Please find the lines in the following records that hold "placeholder", and copy them.

Top of ENTRIES PROVIDED

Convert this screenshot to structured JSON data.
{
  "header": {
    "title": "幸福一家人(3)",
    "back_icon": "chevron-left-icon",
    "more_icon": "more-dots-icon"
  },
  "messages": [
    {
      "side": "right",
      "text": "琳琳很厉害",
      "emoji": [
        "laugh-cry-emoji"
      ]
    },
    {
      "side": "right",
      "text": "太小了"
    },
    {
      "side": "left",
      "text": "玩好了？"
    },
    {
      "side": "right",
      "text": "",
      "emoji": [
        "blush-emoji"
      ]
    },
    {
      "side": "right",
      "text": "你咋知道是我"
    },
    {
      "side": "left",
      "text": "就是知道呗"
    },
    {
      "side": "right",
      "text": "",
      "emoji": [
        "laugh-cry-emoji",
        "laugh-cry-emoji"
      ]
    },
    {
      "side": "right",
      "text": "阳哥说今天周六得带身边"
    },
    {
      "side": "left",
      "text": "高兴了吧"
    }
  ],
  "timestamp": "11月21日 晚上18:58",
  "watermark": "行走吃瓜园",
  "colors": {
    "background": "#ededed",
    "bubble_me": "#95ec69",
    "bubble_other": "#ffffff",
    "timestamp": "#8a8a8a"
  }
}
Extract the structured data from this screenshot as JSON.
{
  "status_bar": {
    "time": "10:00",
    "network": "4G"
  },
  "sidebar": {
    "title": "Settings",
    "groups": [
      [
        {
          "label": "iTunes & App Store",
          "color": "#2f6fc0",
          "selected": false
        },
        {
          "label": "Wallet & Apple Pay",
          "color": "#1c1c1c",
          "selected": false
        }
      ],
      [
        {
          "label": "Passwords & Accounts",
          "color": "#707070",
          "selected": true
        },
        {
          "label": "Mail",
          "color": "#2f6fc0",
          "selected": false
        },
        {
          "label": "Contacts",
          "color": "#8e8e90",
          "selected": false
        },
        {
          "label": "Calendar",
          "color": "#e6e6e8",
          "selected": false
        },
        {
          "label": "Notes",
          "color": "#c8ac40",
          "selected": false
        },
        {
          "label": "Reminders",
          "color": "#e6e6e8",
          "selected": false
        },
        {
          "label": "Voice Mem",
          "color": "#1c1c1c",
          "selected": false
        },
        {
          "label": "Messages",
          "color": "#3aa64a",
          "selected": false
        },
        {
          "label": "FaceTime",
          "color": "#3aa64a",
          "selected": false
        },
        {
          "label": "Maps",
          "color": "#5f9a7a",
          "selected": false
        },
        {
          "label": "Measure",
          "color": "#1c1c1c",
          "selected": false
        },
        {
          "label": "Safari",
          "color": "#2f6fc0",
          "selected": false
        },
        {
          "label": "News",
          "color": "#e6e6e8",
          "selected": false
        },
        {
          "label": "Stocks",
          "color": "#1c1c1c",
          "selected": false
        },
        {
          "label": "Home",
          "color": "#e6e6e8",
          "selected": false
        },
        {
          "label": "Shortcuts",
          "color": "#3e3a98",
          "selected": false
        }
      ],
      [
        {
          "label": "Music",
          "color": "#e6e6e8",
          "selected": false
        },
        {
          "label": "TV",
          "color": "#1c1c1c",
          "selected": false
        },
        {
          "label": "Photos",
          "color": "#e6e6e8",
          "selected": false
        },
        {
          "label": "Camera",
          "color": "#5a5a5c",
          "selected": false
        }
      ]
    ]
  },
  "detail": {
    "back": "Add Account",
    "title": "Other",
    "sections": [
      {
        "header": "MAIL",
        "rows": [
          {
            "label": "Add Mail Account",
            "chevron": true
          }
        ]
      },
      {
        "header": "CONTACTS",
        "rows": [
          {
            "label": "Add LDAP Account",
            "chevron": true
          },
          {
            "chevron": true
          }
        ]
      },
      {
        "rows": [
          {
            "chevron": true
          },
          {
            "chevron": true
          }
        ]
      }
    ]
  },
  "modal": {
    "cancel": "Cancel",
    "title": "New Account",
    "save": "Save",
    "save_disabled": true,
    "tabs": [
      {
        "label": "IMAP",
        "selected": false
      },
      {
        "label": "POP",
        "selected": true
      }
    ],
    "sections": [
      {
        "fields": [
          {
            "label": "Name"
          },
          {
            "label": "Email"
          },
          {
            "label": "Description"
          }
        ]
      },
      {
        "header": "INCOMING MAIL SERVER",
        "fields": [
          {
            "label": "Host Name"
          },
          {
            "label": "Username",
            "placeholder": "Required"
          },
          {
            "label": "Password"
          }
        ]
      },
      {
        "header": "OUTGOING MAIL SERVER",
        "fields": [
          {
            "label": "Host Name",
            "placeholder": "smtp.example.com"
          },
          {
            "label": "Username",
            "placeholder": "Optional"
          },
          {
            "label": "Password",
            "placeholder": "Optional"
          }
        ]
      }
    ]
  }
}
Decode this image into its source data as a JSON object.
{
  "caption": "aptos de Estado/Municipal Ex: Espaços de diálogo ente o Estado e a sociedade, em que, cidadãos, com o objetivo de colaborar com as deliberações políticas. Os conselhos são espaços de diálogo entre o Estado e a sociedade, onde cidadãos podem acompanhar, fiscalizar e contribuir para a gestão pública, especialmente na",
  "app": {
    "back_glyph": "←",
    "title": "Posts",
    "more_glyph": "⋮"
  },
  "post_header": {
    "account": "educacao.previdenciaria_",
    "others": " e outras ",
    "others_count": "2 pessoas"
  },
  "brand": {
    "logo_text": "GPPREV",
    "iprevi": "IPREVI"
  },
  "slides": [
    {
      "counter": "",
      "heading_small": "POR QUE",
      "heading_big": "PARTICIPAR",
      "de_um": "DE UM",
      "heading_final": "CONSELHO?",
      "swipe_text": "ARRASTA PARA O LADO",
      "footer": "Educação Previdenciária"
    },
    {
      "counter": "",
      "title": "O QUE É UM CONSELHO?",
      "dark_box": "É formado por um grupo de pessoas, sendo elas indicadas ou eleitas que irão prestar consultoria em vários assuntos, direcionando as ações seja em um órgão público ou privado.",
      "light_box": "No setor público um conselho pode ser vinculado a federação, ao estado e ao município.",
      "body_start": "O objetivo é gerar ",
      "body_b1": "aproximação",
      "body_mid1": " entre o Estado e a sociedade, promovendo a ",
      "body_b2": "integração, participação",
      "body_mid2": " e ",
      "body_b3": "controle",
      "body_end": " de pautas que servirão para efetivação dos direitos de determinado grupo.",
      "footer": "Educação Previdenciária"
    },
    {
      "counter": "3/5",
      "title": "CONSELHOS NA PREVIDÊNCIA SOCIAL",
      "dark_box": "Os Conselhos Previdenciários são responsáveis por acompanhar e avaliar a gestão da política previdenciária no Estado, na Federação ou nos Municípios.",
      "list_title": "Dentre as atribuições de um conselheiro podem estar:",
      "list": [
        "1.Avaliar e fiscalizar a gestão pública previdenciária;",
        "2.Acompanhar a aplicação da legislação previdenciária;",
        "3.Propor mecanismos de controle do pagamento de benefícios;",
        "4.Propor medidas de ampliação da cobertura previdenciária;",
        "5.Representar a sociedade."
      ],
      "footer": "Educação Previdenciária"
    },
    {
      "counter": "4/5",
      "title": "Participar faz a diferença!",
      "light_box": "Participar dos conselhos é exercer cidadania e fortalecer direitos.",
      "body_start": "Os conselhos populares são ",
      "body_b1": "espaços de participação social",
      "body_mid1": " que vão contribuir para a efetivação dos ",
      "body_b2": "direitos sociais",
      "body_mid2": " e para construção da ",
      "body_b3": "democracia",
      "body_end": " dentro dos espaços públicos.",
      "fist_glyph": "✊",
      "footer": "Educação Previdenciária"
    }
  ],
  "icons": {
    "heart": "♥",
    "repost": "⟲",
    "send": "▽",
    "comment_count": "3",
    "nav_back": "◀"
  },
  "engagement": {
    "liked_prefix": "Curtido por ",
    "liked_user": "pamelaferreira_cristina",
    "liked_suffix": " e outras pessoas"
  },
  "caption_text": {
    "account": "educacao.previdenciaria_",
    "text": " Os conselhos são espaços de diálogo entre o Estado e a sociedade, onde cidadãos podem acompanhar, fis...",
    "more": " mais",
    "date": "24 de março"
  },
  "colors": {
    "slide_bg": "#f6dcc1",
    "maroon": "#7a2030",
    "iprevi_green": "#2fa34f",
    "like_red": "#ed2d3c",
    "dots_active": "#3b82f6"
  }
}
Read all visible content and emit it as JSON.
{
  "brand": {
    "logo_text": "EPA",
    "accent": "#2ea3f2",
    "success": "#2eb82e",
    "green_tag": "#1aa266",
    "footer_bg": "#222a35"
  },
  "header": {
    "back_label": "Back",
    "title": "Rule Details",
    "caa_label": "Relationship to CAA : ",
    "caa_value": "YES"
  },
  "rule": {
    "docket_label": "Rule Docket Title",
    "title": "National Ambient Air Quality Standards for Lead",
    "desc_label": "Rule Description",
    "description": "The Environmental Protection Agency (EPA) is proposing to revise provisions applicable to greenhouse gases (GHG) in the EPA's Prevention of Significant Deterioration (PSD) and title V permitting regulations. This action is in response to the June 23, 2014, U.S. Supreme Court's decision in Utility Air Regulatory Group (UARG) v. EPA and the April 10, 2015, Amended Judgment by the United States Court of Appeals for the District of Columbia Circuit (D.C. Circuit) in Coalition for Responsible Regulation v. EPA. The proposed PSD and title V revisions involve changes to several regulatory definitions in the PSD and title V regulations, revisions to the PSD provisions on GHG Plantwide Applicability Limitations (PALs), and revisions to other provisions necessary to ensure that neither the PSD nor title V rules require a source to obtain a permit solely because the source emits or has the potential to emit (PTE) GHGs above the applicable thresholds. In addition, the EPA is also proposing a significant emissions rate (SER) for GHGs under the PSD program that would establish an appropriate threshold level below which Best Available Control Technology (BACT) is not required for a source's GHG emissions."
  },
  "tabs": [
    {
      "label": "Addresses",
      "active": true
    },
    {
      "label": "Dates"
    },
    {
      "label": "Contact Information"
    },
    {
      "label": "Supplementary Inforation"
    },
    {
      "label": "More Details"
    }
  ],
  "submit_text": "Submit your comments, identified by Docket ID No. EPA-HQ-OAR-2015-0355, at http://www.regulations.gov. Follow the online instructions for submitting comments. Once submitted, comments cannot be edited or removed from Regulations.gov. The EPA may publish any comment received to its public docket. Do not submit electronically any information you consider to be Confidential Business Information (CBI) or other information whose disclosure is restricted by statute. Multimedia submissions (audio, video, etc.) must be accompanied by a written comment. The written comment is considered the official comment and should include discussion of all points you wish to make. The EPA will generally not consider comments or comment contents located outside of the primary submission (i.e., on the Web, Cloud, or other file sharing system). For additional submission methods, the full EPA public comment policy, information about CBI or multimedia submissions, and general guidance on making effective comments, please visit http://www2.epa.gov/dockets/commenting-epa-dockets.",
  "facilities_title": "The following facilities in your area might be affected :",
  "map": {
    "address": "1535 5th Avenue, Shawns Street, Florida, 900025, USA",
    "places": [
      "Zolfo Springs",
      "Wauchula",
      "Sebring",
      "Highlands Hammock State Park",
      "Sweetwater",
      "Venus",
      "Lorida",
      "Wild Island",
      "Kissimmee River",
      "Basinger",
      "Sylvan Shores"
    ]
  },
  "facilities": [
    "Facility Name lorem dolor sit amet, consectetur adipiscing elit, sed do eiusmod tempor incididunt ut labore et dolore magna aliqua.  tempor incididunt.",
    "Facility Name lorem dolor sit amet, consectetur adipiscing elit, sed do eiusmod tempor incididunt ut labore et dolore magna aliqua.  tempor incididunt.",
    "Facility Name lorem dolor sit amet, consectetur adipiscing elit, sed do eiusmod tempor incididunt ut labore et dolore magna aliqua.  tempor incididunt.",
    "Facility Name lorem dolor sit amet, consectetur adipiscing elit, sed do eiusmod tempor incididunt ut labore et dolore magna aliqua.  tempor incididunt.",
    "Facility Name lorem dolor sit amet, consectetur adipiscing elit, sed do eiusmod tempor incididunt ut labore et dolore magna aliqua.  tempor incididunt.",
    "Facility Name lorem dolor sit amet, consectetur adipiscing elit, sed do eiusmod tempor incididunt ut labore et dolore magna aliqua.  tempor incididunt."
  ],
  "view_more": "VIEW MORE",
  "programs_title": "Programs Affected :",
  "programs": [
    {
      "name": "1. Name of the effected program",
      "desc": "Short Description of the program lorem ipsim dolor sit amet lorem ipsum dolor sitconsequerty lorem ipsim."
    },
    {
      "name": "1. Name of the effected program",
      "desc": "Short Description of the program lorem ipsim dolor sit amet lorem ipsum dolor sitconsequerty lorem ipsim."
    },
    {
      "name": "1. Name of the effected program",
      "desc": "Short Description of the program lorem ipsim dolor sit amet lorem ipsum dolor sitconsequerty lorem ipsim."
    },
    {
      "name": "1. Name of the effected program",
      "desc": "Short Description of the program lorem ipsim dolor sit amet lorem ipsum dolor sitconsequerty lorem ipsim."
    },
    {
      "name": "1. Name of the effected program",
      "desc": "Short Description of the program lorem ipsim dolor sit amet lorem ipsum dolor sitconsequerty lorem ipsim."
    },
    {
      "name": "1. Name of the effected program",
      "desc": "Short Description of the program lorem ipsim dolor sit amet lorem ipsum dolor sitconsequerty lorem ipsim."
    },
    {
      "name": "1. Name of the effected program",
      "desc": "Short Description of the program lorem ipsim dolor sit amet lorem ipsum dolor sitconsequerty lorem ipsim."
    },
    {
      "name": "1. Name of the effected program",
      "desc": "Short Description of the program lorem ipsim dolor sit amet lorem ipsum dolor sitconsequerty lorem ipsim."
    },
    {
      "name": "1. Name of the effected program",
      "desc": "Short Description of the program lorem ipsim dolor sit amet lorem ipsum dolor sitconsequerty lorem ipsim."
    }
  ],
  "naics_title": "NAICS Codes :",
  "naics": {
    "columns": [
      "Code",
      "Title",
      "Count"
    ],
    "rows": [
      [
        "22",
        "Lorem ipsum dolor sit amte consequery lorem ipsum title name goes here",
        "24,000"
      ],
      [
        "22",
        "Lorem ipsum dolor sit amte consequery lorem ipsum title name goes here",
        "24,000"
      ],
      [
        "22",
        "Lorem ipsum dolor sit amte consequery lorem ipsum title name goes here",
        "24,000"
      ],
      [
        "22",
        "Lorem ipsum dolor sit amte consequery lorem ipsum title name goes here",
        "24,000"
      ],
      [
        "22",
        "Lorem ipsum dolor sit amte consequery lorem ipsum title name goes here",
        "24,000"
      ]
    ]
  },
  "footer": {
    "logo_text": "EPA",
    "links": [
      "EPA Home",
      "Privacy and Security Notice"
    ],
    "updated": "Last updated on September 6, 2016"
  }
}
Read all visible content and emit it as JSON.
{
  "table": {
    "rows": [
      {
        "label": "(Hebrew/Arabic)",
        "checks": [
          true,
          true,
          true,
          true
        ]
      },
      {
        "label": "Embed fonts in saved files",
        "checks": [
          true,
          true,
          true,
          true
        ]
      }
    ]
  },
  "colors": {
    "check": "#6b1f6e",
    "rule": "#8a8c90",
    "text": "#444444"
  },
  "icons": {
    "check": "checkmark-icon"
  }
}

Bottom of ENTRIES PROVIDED

TASK OUTPUT:
            "placeholder": "Required"
            "placeholder": "smtp.example.com"
            "placeholder": "Optional"
            "placeholder": "Optional"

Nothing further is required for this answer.